Exhibits > Petroglyphs
Echoes from the Valley Floor:
Wyoming "Dinwoody" Petroglyphs
art consists of petroglyphs and pictographs. Petroglyphs were made
by pecking or incising the design into the rock surface, and pictographs
were made by painting the design on rock. This exhibit is about
petroglyphs that are part of the Dinwoody Tradition. Dinwoody petroglyphs
can be large and complex and are among the most elaborate found
anywhere in the world.
petroglyphs are only found in central Wyoming. They range from sites
in the Wind River Mountains that are 7500 feet in elevation to sites
that are several thousand feet lower in the Thermopolis region.
Some sites are very large, containing hundreds of petroglyphs that
are found over an area of three or four miles, and other sites are
small with just two or three petroglyphs. Some Dinwoody petroglyphs
are only a few hundred years old, but others were made more than
3000 years ago. Archaeologists know this because they have directly

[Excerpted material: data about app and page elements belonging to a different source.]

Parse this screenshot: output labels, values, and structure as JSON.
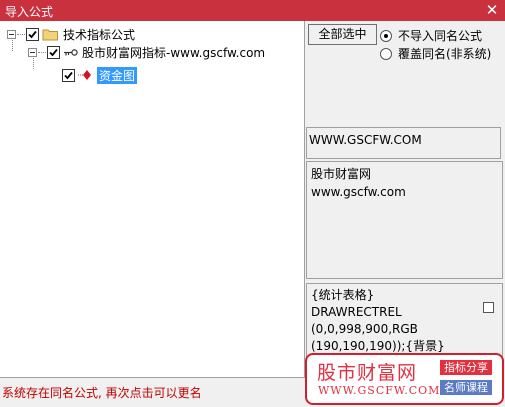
{
  "window": {
    "title": "导入公式",
    "close_glyph": "✕",
    "title_bar_color": "#c9313f"
  },
  "tree": {
    "root": {
      "label": "技术指标公式",
      "checked": true,
      "icon": "folder-icon"
    },
    "group": {
      "label": "股市财富网指标-www.gscfw.com",
      "checked": true,
      "icon": "key-icon"
    },
    "item": {
      "label": "资金图",
      "checked": true,
      "selected": true,
      "icon": "formula-diamond-icon"
    }
  },
  "options": {
    "select_all_label": "全部选中",
    "radio_skip_label": "不导入同名公式",
    "radio_overwrite_label": "覆盖同名(非系统)",
    "selected": "radio_skip"
  },
  "details": {
    "url": "WWW.GSCFW.COM",
    "description_lines": [
      "股市财富网",
      "www.gscfw.com"
    ],
    "code_lines": [
      "{统计表格}",
      "DRAWRECTREL",
      "(0,0,998,900,RGB",
      "(190,190,190));{背景}"
    ]
  },
  "status": {
    "message": "系统存在同名公式, 再次点击可以更名",
    "color": "#c00000"
  },
  "watermark": {
    "name": "股市财富网",
    "url": "WWW.GSCFW.COM",
    "tag_1": "指标分享",
    "tag_2": "名师课程",
    "brand_color": "#e23040"
  }
}
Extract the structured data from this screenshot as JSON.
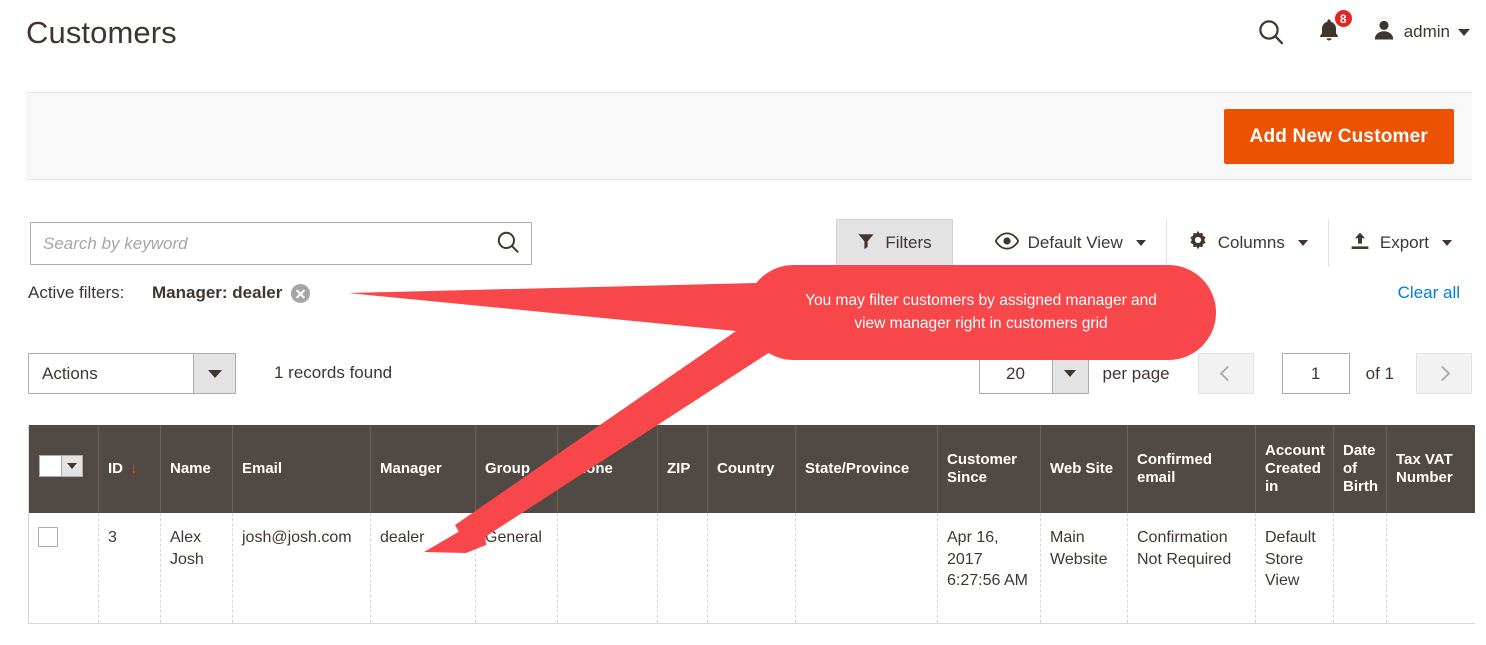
{
  "header": {
    "title": "Customers",
    "search_icon": "search-icon",
    "notifications": {
      "icon": "bell-icon",
      "count": "8"
    },
    "user": {
      "icon": "user-avatar-icon",
      "name": "admin",
      "caret": "chevron-down-icon"
    }
  },
  "page_actions": {
    "add_new_customer": "Add New Customer"
  },
  "toolbar": {
    "search": {
      "placeholder": "Search by keyword",
      "value": "",
      "icon": "search-icon"
    },
    "filters": {
      "label": "Filters",
      "icon": "funnel-icon"
    },
    "view": {
      "label": "Default View",
      "icon": "eye-icon",
      "caret": "chevron-down-icon"
    },
    "columns": {
      "label": "Columns",
      "icon": "gear-icon",
      "caret": "chevron-down-icon"
    },
    "export": {
      "label": "Export",
      "icon": "upload-icon",
      "caret": "chevron-down-icon"
    }
  },
  "active_filters": {
    "label": "Active filters:",
    "chips": [
      {
        "text": "Manager: dealer",
        "remove_icon": "close-circle-icon"
      }
    ],
    "clear_all": "Clear all"
  },
  "grid_controls": {
    "actions": {
      "label": "Actions",
      "caret": "chevron-down-icon"
    },
    "records_found": "1 records found",
    "per_page": {
      "value": "20",
      "label": "per page",
      "caret": "chevron-down-icon"
    },
    "prev_icon": "chevron-left-icon",
    "next_icon": "chevron-right-icon",
    "page_value": "1",
    "page_of": "of 1"
  },
  "grid": {
    "select_all": {
      "checkbox": "select-all-checkbox",
      "caret": "chevron-down-icon"
    },
    "columns": [
      {
        "label": "ID",
        "sort": "↓"
      },
      {
        "label": "Name"
      },
      {
        "label": "Email"
      },
      {
        "label": "Manager"
      },
      {
        "label": "Group"
      },
      {
        "label": "Phone"
      },
      {
        "label": "ZIP"
      },
      {
        "label": "Country"
      },
      {
        "label": "State/Province"
      },
      {
        "label": "Customer Since"
      },
      {
        "label": "Web Site"
      },
      {
        "label": "Confirmed email"
      },
      {
        "label": "Account Created in"
      },
      {
        "label": "Date of Birth"
      },
      {
        "label": "Tax VAT Number"
      }
    ],
    "rows": [
      {
        "id": "3",
        "name": "Alex Josh",
        "email": "josh@josh.com",
        "manager": "dealer",
        "group": "General",
        "phone": "",
        "zip": "",
        "country": "",
        "state_province": "",
        "customer_since": "Apr 16, 2017 6:27:56 AM",
        "web_site": "Main Website",
        "confirmed_email": "Confirmation Not Required",
        "account_created_in": "Default Store View",
        "date_of_birth": "",
        "tax_vat_number": ""
      }
    ]
  },
  "annotation": {
    "callout_text": "You may filter customers by assigned manager and view manager right in customers grid",
    "arrow_color": "#f7474a"
  },
  "colors": {
    "accent_orange": "#eb5202",
    "link_blue": "#007bdb",
    "header_dark": "#514943",
    "badge_red": "#e22626",
    "annotation_red": "#f7474a"
  }
}
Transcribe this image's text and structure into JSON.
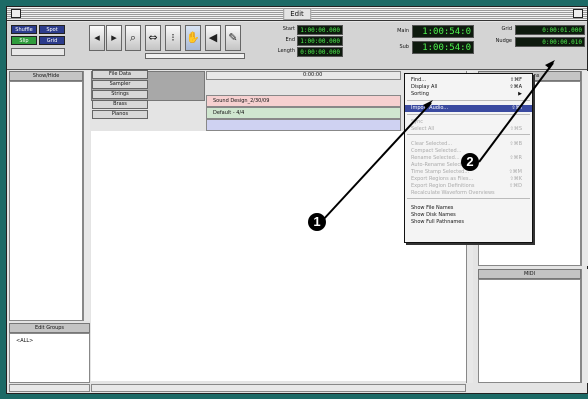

dated some of them and have also radio-carbon-dated soil deposits
that were found covering the petroglyphs.
locations of the petroglyphs are the mirror of the ancient Shoshone
world. The sky people were common in the mountains. The ground people
frequented the middle elevations.
water people were often seen near the hot springs and lower streams.
Water animals and creatures were also significant. One particular
creature, the water ghost, was especially active in hot springs.
These ghosts were both male and female, but one known as the water
ghost woman was an extremely powerful force. These water people
gave power to men to make good warriors.
are closely associated with the Mountain Shoshone and the Plains
Shoshone Indians of Wyoming. Shoshone traditions tell about sky
people with thunderbirds, owls, and hummingbirds that had
special powers. The thunderbirds and hummingbirds could bring the
rains and the owls would help people find things like objects.
Petroglyphs that resemble these birds are found in the mountains.
animals also had power. Bears and bison were important animals that
were part of the ground people to the Shoshone.
the past, young Shoshone men would go to a rock art site to try
to get power from the spirits associated with the petroglyphs. First,
the young man would take a sweat bath and then bathe in a nearby
stream or lake. Then he would sit in front of the images for several
days and nights with no food or water, praying for one of the spirits
to visit and give him power.
Shoshone think that it is important to live in harmony with the
spiritual forces associated with these animals and creatures. They
would never consider damaging or harming petroglyphs because they
know the petroglyphs are part of the natural order. They are part
of the winds and the rains and should remain on the landscape as
they have for thousands of years.